A Statement of Evangelical Convictions
... dogmas (i.e., binding beliefs) with no biblical support whatsoever. They are the 1854 dogma of Mary’s
immaculate conception, the 1870 dogma of papal infallibility, and the 1950 dogma of Mary’s bodily
assumption. These dogmas do not represent biblical teaching, and in fact clearly contradict it. With ...
Evangelicalism, Evangelical Christianity, or Evangelical Protestantism is a worldwide, transdenominational movement within Protestant Christianity, maintaining that the essence of the gospel consists in the doctrine of salvation by grace through faith in Jesus Christ's atonement.Evangelicals are Christians who believe in the centrality of the conversion or ""born again"" experience in receiving salvation, believe in the authority of the Bible as God's revelation to humanity and have a strong commitment to evangelism or sharing the Christian message.It gained great momentum in the 18th and 19th centuries with the emergence of Methodism and the Great Awakenings in Britain and North America. The origins of Evangelicalism are usually traced back to the English Methodist movement, Nicolaus Zinzendorf, the Moravian Church, Lutheran pietism, Presbyterianism and Puritanism.
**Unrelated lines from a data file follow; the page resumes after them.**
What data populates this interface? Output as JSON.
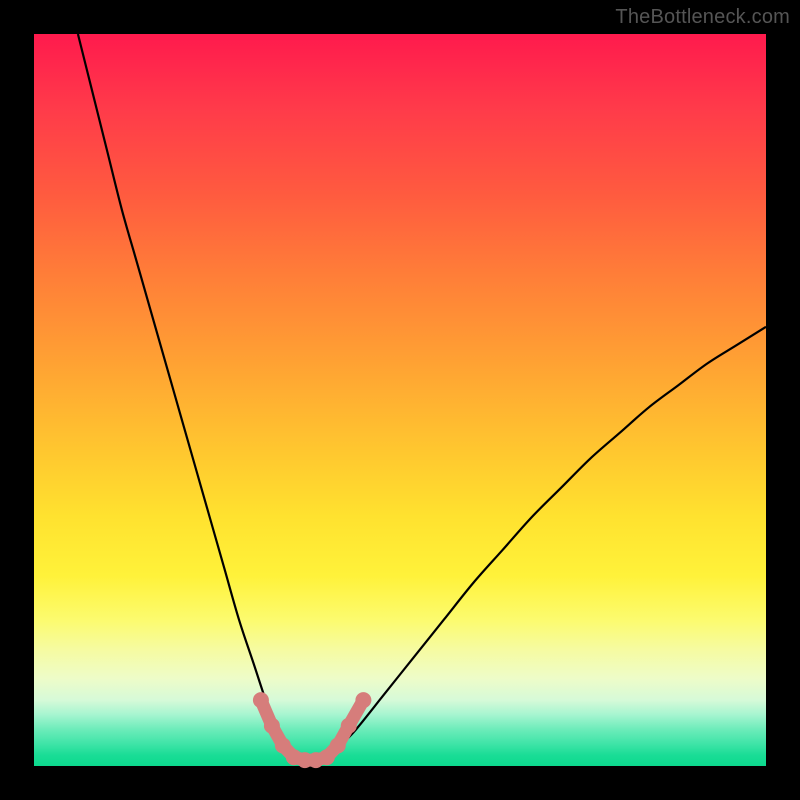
{
  "watermark": "TheBottleneck.com",
  "chart_data": {
    "type": "line",
    "title": "",
    "xlabel": "",
    "ylabel": "",
    "xlim": [
      0,
      100
    ],
    "ylim": [
      0,
      100
    ],
    "grid": false,
    "legend": false,
    "series": [
      {
        "name": "bottleneck-curve",
        "color": "#000000",
        "x": [
          6,
          8,
          10,
          12,
          14,
          16,
          18,
          20,
          22,
          24,
          26,
          28,
          30,
          32,
          33,
          34,
          35,
          36,
          37,
          38,
          40,
          42,
          44,
          48,
          52,
          56,
          60,
          64,
          68,
          72,
          76,
          80,
          84,
          88,
          92,
          96,
          100
        ],
        "y": [
          100,
          92,
          84,
          76,
          69,
          62,
          55,
          48,
          41,
          34,
          27,
          20,
          14,
          8,
          6,
          4,
          2.5,
          1.5,
          1,
          1,
          1.5,
          3,
          5,
          10,
          15,
          20,
          25,
          29.5,
          34,
          38,
          42,
          45.5,
          49,
          52,
          55,
          57.5,
          60
        ]
      },
      {
        "name": "marker-dots",
        "color": "#d67d7b",
        "type": "scatter",
        "x": [
          31,
          32.5,
          34,
          35.5,
          37,
          38.5,
          40,
          41.5,
          43,
          45
        ],
        "y": [
          9,
          5.5,
          2.8,
          1.2,
          0.8,
          0.8,
          1.2,
          2.8,
          5.5,
          9
        ]
      }
    ],
    "annotations": [
      {
        "text": "TheBottleneck.com",
        "position": "top-right"
      }
    ]
  }
}
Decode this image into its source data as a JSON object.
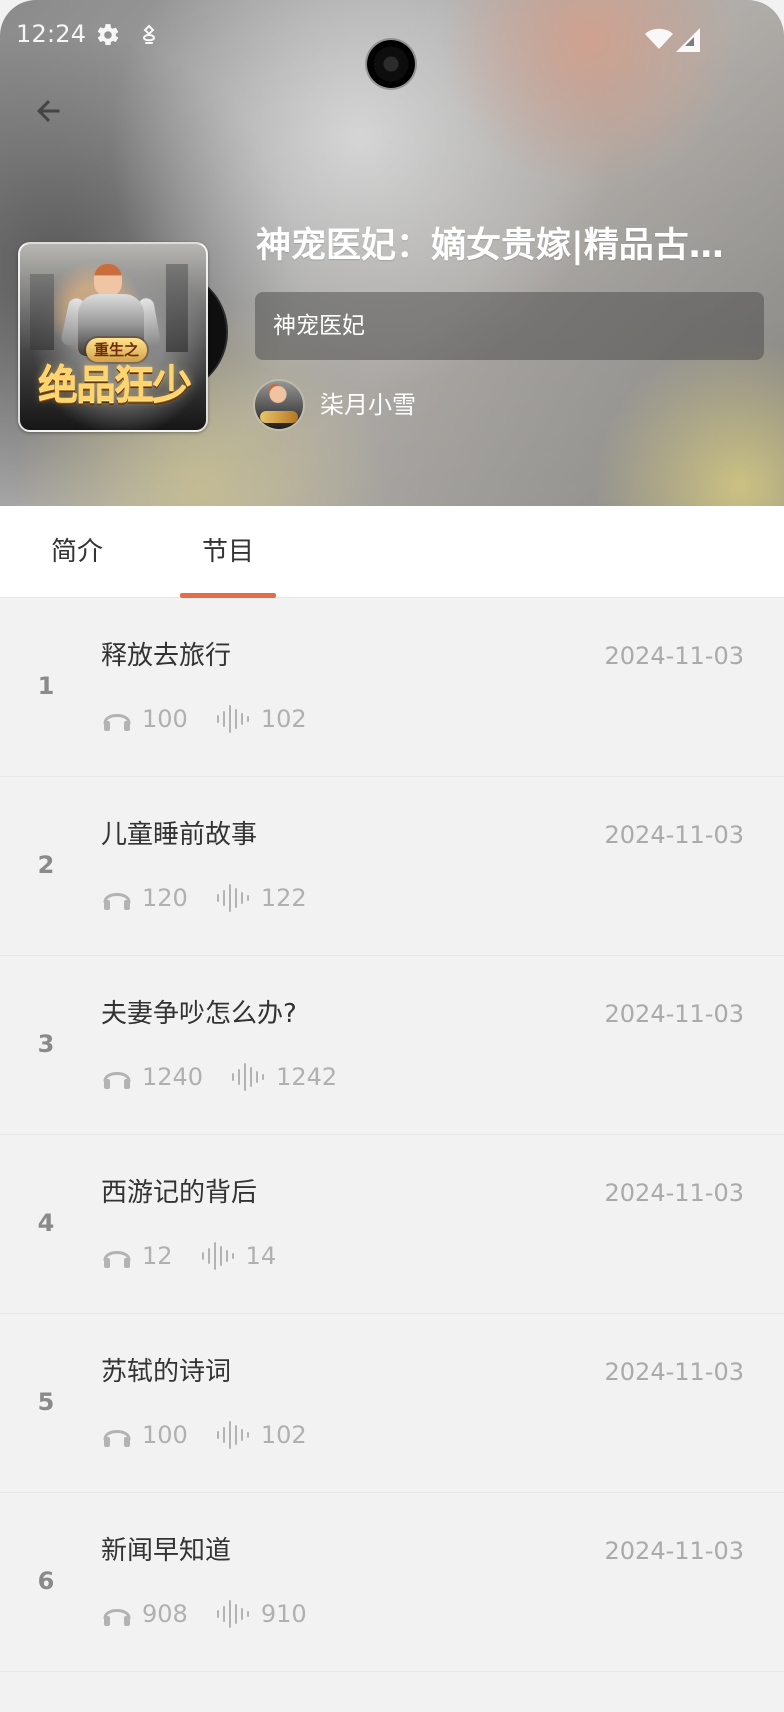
{
  "status_bar": {
    "time": "12:24",
    "settings_icon": "gear-icon",
    "small_icon": "notification-icon",
    "wifi_icon": "wifi-icon",
    "signal_icon": "signal-icon"
  },
  "header": {
    "back_icon": "back-arrow-icon",
    "title": "神宠医妃：嫡女贵嫁|精品古言|...",
    "subtitle": "神宠医妃",
    "author": "柒月小雪",
    "cover_badge": "重生之",
    "cover_title": "绝品狂少"
  },
  "tabs": [
    {
      "label": "简介",
      "active": false
    },
    {
      "label": "节目",
      "active": true
    }
  ],
  "episodes": [
    {
      "index": "1",
      "title": "释放去旅行",
      "date": "2024-11-03",
      "listens": "100",
      "plays": "102"
    },
    {
      "index": "2",
      "title": "儿童睡前故事",
      "date": "2024-11-03",
      "listens": "120",
      "plays": "122"
    },
    {
      "index": "3",
      "title": "夫妻争吵怎么办?",
      "date": "2024-11-03",
      "listens": "1240",
      "plays": "1242"
    },
    {
      "index": "4",
      "title": "西游记的背后",
      "date": "2024-11-03",
      "listens": "12",
      "plays": "14"
    },
    {
      "index": "5",
      "title": "苏轼的诗词",
      "date": "2024-11-03",
      "listens": "100",
      "plays": "102"
    },
    {
      "index": "6",
      "title": "新闻早知道",
      "date": "2024-11-03",
      "listens": "908",
      "plays": "910"
    }
  ],
  "colors": {
    "accent": "#e56b49",
    "background": "#f2f2f2",
    "text_primary": "#333333",
    "text_secondary": "#aaaaaa"
  }
}
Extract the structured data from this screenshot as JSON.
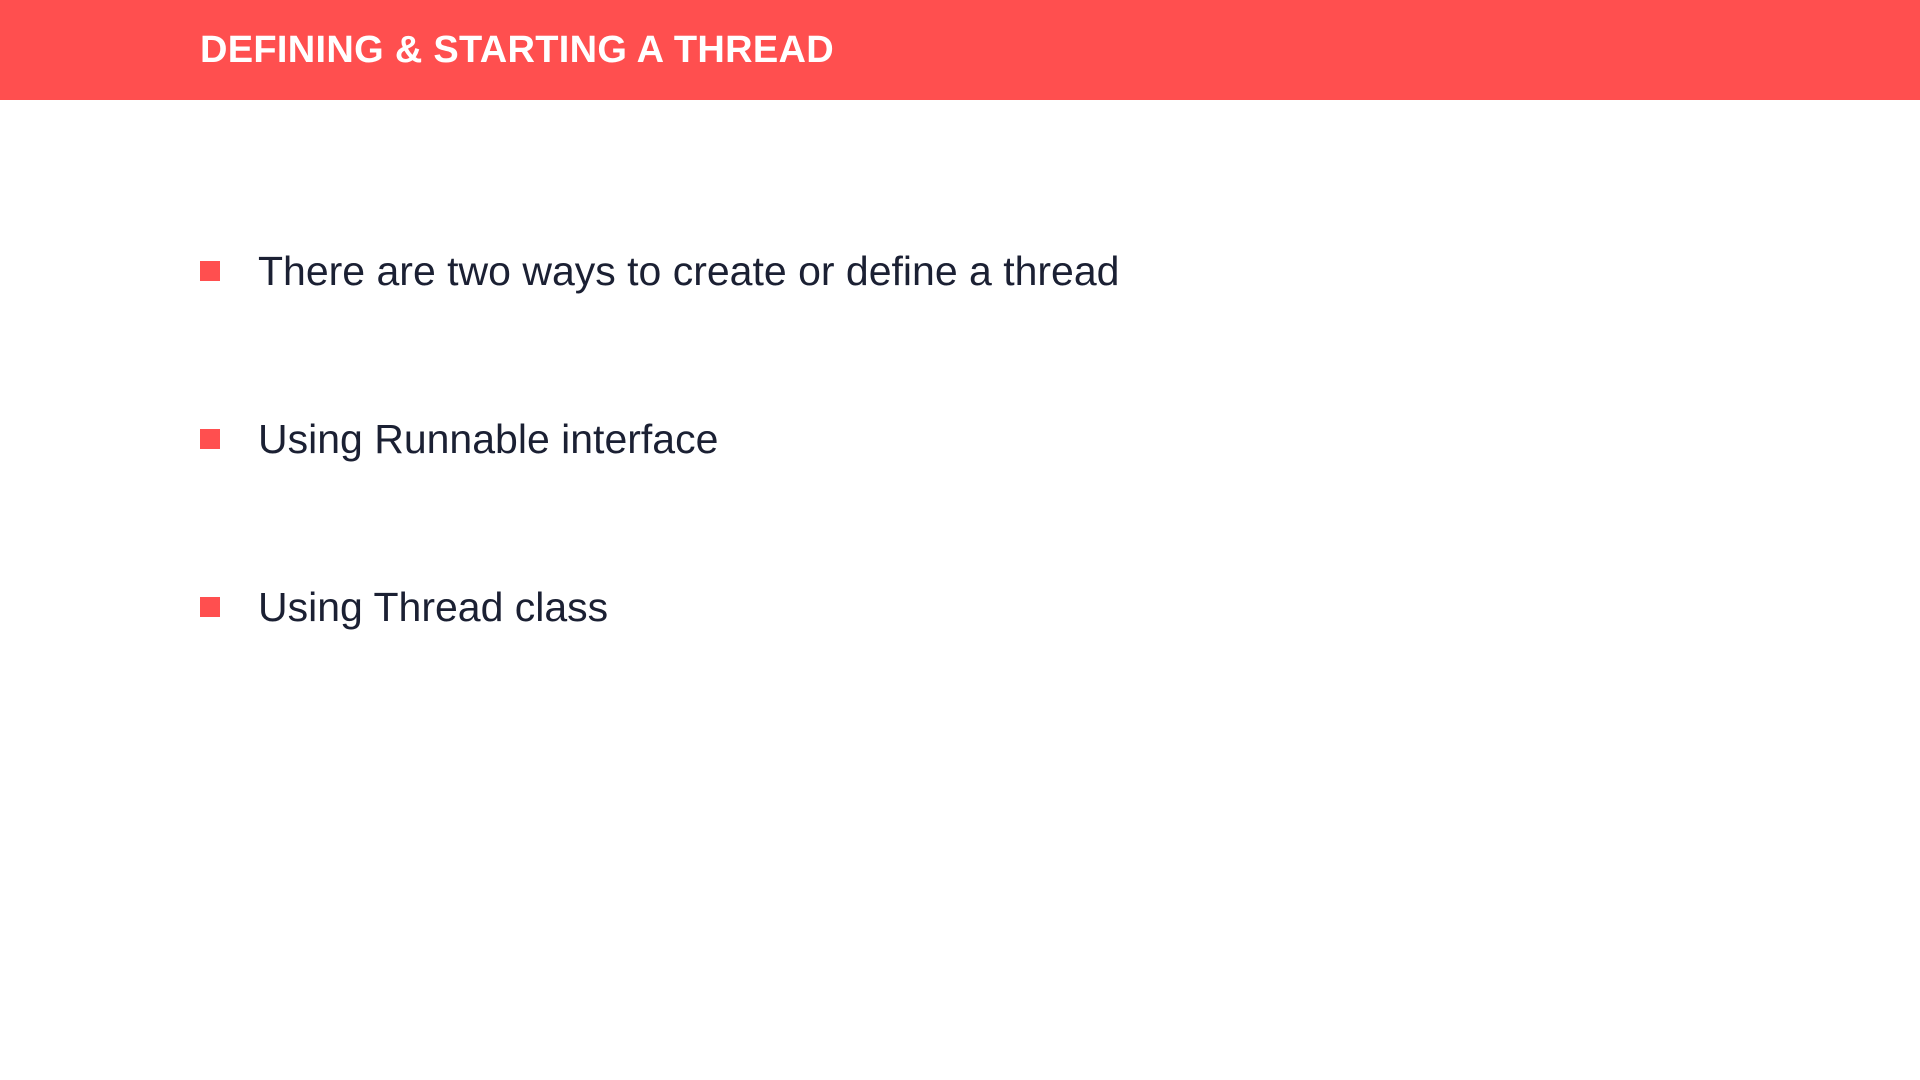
{
  "header": {
    "title": "DEFINING & STARTING A THREAD"
  },
  "bullets": [
    {
      "text": "There are two ways to create or define a thread"
    },
    {
      "text": "Using Runnable interface"
    },
    {
      "text": "Using Thread class"
    }
  ],
  "colors": {
    "accent": "#ff4f4f",
    "title_text": "#ffffff",
    "body_text": "#1b2033",
    "background": "#ffffff"
  }
}
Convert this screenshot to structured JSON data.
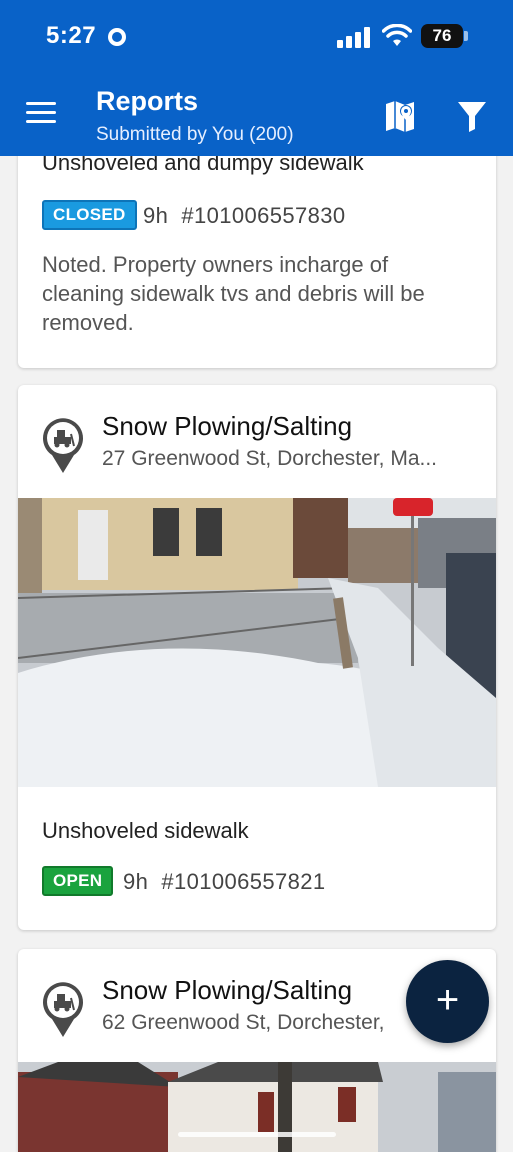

Among leaders and major figures of the Evangelical Protestant movement were John Wesley, George Whitefield, Jonathan Edwards, Billy Graham, Harold John Ockenga, John Stott and Martyn Lloyd-Jones.There are an estimated 285,480,000 Evangelicals, corresponding to 13.1% of the Christian population and 4.1% of the total world population. The Americas, Africa and Asia are home to the majority of Evangelicals. The United States has the largest concentration of Evangelicals. Evangelicalism is gaining popularity both in and outside the English-speaking world, especially in Latin America and the developing world.